In celebration of National Rural Health Day, we’re having a conversation with Jillian Bohl, a pre-med student at Fort Hayes State University. Jillian is the very first recipient of the Juanita and Earl Bartholomew Scholarship. Rural Health Leadership Radio created the Juanita and Earl Bartholomew Scholarship to help a recent high school graduate who wants to work in rural health to help pay for their education.

“I want to move back to my hometown because when I decide to have a family someday, I want to know that my family is in a safe environment, where everyone knows everyone.”

~Jillian Bohl

Jillian Bohl is currently a freshman at Fort Hays State University in Kansas. She is the oldest of four children and her family lives on a farm in Phillips County, Kansas.

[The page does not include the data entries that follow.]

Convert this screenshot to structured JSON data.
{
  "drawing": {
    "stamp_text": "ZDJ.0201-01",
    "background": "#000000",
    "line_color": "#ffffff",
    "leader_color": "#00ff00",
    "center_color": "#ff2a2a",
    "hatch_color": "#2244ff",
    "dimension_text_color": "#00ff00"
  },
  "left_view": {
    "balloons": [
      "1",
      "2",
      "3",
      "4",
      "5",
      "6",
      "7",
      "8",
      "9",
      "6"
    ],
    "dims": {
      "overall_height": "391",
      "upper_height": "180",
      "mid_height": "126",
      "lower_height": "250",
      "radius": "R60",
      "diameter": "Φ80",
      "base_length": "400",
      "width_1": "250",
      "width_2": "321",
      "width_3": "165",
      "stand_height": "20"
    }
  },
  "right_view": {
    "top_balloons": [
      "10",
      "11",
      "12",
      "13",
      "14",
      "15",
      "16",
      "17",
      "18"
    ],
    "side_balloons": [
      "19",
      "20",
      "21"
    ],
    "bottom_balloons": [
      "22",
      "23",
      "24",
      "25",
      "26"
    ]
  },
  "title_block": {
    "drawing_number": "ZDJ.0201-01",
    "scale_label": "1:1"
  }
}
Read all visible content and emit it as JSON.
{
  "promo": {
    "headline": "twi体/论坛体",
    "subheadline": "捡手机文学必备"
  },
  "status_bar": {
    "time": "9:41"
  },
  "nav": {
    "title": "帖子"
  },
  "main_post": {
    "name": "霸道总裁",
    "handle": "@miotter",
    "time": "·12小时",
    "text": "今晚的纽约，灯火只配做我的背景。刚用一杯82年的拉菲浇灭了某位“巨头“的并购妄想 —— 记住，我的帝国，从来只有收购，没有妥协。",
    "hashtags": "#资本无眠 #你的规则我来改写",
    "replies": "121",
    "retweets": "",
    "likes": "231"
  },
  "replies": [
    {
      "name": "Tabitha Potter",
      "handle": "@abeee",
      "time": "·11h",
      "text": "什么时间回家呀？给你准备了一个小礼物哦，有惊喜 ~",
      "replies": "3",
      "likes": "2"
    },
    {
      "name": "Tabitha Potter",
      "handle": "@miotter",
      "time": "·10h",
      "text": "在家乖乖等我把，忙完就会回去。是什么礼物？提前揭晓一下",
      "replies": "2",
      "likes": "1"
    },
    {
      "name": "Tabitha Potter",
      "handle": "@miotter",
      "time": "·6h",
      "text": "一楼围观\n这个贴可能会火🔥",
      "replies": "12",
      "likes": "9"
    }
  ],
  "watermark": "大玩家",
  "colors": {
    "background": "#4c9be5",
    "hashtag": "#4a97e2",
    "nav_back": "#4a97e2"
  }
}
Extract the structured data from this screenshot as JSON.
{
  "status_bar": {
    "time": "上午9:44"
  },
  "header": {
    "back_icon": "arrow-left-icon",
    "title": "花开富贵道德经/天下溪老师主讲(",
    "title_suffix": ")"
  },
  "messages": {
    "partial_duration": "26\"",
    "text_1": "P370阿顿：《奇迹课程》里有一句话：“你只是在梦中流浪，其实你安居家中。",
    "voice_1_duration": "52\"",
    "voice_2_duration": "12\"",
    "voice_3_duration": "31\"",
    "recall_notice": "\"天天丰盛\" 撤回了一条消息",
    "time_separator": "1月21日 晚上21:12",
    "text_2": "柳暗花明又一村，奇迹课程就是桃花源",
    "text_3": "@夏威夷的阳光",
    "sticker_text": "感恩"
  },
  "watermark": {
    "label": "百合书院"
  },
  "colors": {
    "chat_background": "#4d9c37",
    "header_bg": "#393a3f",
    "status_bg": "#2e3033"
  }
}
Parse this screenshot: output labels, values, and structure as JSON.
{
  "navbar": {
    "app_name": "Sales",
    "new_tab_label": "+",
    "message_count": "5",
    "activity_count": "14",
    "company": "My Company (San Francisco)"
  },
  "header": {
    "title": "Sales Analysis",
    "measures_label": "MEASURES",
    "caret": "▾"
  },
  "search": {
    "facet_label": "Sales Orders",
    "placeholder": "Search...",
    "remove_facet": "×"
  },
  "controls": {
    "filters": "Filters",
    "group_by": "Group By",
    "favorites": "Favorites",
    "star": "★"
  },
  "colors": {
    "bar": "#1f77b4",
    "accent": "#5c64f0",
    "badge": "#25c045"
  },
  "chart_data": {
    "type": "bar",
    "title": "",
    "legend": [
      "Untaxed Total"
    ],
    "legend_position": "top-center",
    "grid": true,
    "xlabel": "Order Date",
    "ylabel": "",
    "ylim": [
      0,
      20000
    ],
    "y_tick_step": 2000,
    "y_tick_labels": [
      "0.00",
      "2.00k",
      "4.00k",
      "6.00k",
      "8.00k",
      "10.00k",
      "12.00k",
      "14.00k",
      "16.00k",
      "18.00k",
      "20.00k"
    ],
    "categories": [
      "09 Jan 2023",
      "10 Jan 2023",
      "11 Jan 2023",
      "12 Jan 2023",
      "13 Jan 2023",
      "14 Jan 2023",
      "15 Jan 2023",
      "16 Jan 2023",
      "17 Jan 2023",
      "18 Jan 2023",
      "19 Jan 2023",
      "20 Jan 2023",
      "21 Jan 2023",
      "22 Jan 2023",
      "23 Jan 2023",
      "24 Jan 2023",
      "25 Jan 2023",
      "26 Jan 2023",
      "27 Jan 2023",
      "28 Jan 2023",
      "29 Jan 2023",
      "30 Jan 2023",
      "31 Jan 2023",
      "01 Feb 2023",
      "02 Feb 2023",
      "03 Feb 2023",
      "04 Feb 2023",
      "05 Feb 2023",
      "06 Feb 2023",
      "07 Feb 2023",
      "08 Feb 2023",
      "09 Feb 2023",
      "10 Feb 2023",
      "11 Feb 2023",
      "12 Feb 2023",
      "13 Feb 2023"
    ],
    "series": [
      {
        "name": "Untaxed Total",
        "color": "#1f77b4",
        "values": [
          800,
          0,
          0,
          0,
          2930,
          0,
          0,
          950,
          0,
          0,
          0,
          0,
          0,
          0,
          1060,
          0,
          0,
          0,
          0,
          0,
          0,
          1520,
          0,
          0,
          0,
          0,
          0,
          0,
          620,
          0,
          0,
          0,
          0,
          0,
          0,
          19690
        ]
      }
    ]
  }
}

Jillian is very involved in her hometown and hopes to return to the area after she completes medical school. Jillian has been involved in many activities including Girl Scouts, 4-H, tennis, dance, and leading a walking trail committee. Her goal is to become a Family Physician and work in the rural area where she grew up. She is very determined to accomplish this goal.

During our conversation, Jillian mentioned a couple of organizations. Here are their website links.
Trail in a Box: https://www.kansastrailscouncil.org/about/trail-in-a-box/

Nex-Generation: https://www.nex-generation.org/

Nov 10, 2020

In this special Veteran’s Day episode of Rural Health Leadership Radio, we're talking with Kate Hill, RN. Kate is a US Army Veteran and Bronze Star Recipient, awarded in recognition of meritorious service in a combat zone while serving in Viet Nam. You may know her as Vice President of Clinical Services with The Compliance Team.

Here is what Kate had to say about receiving the Bronze Star:

“I was humbled beyond belief… I was overwhelmed because there were so many more deserving, particularly men, who served in the jungles in great peril… And so frankly, I was shocked… It reads meritorious service in a combat zone, and that it was. I spent many nights in a bunker…”

~Kate Hill, RN

Kate Hill, RN, grew up outside of Philadelphia and is a graduate of Einstein Medical Center School of Nursing. As an Army Nurse, Kate served in Viet Nam where she was awarded the Bronze Star. Kate has worked with orthopedic patients in several capacities including nearly 3 decades with Biomet in various capacities.

Kate joined The Compliance Team in early 2012 to direct TCT’s rural health clinic accreditation program and has fallen in love with Rural. As VP of Clinical Services, she has spearheaded the TCT Rural Health Clinic Accreditation program combining her clinical expertise, business acumen and passion for delivery of the best care possible to every patient. 

She presently serves on the Board of the National Association of Rural Health Clinics. She feels fortunate to have been able to speak at numerous state and national meetings about RHC compliance countrywide which gave her the opportunity to learn firsthand the diverse regional issues clinics are facing.

Kate also works with clinics in TCT’s PCMH program and is seeing that a PCMH accreditation is being increasingly rewarded by payers.

Kate lives in suburban Philadelphia with her husband and near her three granddaughters.

Nov 3, 2020

The COVID-19 pandemic is wreaking havoc across the country and around the world. Dr. Brady Beecham provides a unique perspective to the current state of affairs due to the many hats she wears. One hat is that of a practicing family physician at Lexington Regional Health Center in Lexington, Nebraska. Another hat is that of the Chief Medical Officer of the Board of Health in Lexington.

“Leadership is trying to help anticipate problems and help the whole group navigate around them.”

~Brady Beecham, M.D.

Dr. Beecham is a family medicine physician, a public health advocate, and a mother to two young kids. She has lived around the world and speaks three languages but finds living in a rural Nebraska just right.  As a family doctor, she takes pride in providing the best possible care to her patients, including a busy OB practice. In addition to her primary job functions, she serves as the chief medical officer for the local health department, which this year means helping to strategize a COVID-19 plan. She has been recognized as the minority health provider of the year in Nebraska for her commitment to serving patients in this diverse rural community.

1